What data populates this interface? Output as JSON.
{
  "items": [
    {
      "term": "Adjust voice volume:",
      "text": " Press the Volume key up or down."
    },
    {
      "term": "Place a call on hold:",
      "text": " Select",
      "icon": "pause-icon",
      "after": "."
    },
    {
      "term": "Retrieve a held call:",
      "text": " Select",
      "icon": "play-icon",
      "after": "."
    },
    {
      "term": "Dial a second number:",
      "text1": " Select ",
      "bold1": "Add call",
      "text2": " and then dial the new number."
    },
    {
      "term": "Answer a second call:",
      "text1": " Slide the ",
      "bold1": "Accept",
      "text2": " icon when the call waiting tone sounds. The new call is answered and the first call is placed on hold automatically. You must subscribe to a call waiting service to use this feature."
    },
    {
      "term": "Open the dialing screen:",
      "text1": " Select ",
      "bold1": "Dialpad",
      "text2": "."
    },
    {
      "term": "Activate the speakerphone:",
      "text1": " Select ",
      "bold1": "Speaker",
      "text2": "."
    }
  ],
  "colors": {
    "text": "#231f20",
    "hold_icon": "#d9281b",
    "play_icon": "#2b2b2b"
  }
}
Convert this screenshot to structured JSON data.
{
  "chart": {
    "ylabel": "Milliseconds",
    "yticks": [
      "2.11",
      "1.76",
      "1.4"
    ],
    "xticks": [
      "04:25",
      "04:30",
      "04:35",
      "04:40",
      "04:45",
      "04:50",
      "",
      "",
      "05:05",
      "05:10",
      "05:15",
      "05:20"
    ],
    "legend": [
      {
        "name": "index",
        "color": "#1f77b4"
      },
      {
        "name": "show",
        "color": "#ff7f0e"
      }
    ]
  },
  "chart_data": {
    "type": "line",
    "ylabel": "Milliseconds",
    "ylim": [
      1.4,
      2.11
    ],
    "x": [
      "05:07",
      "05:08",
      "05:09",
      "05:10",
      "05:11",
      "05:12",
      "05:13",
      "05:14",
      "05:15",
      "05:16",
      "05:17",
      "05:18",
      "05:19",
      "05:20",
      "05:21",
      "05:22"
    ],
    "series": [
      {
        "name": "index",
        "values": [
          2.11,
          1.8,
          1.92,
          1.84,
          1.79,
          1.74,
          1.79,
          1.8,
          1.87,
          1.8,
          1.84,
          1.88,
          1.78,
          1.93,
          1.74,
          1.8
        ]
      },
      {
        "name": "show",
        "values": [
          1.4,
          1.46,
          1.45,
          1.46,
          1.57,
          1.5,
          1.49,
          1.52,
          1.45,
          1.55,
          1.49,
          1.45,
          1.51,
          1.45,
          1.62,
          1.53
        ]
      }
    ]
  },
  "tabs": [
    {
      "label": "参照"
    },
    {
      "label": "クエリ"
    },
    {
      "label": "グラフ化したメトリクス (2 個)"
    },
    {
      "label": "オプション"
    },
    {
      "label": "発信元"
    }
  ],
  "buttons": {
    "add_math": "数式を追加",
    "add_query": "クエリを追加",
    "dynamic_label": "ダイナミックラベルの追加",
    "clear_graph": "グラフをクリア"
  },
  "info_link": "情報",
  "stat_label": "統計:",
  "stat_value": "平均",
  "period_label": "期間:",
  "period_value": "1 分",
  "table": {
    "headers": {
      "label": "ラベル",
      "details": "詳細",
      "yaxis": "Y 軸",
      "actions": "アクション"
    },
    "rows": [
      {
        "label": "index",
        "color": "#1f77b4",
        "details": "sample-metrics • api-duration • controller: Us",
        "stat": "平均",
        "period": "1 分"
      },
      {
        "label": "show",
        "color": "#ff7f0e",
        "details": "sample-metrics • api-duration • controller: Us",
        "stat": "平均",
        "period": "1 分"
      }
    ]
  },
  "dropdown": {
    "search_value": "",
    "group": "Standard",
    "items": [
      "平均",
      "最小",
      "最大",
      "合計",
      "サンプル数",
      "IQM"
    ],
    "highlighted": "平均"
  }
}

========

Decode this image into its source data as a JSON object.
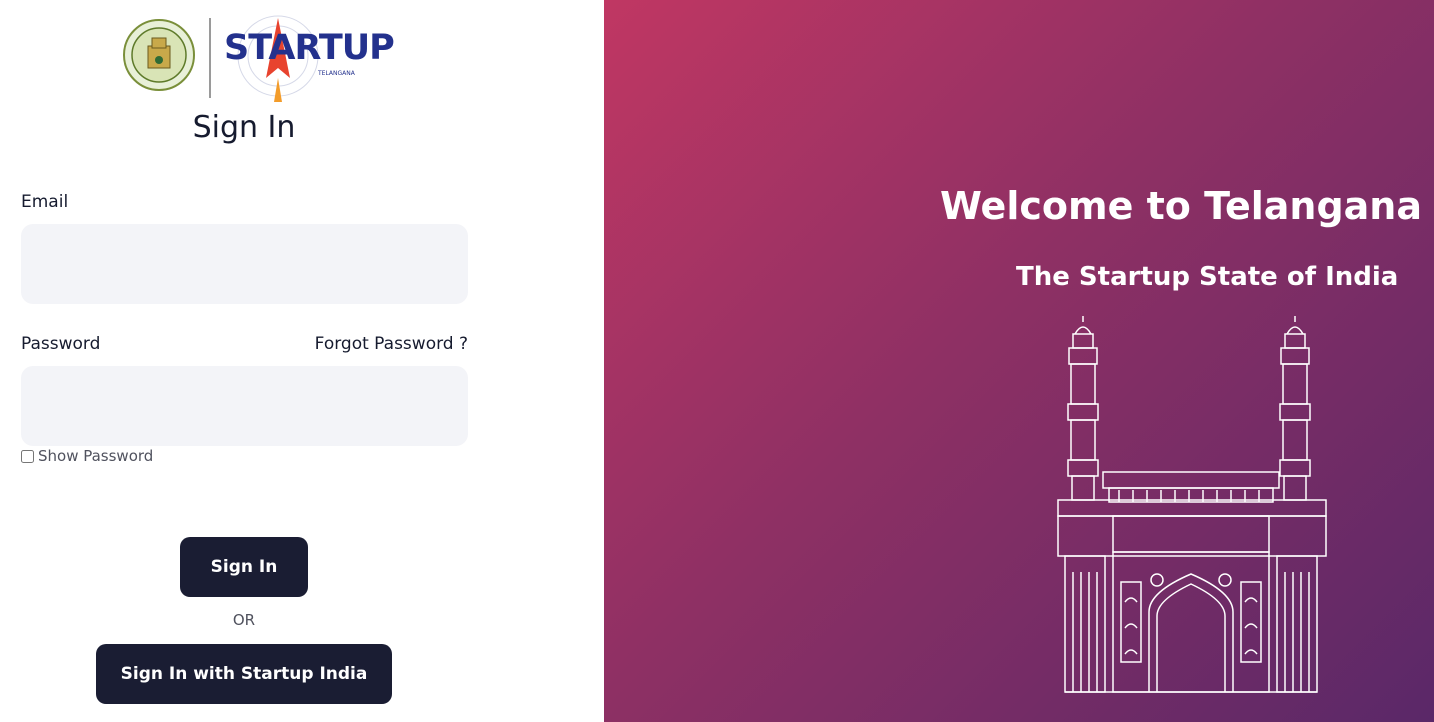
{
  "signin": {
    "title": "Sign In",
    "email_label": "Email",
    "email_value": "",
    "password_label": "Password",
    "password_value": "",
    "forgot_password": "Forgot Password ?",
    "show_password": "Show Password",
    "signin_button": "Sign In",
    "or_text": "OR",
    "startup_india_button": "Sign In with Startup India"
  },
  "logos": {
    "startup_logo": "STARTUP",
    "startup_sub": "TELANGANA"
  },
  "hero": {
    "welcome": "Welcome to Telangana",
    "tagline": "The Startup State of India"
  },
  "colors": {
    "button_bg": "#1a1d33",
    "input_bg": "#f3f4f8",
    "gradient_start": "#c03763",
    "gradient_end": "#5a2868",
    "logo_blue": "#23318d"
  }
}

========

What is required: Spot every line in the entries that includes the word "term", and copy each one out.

Problem solution:
      "term": "Adjust voice volume:",
      "term": "Place a call on hold:",
      "term": "Retrieve a held call:",
      "term": "Dial a second number:",
      "term": "Answer a second call:",
      "term": "Open the dialing screen:",
      "term": "Activate the speakerphone:",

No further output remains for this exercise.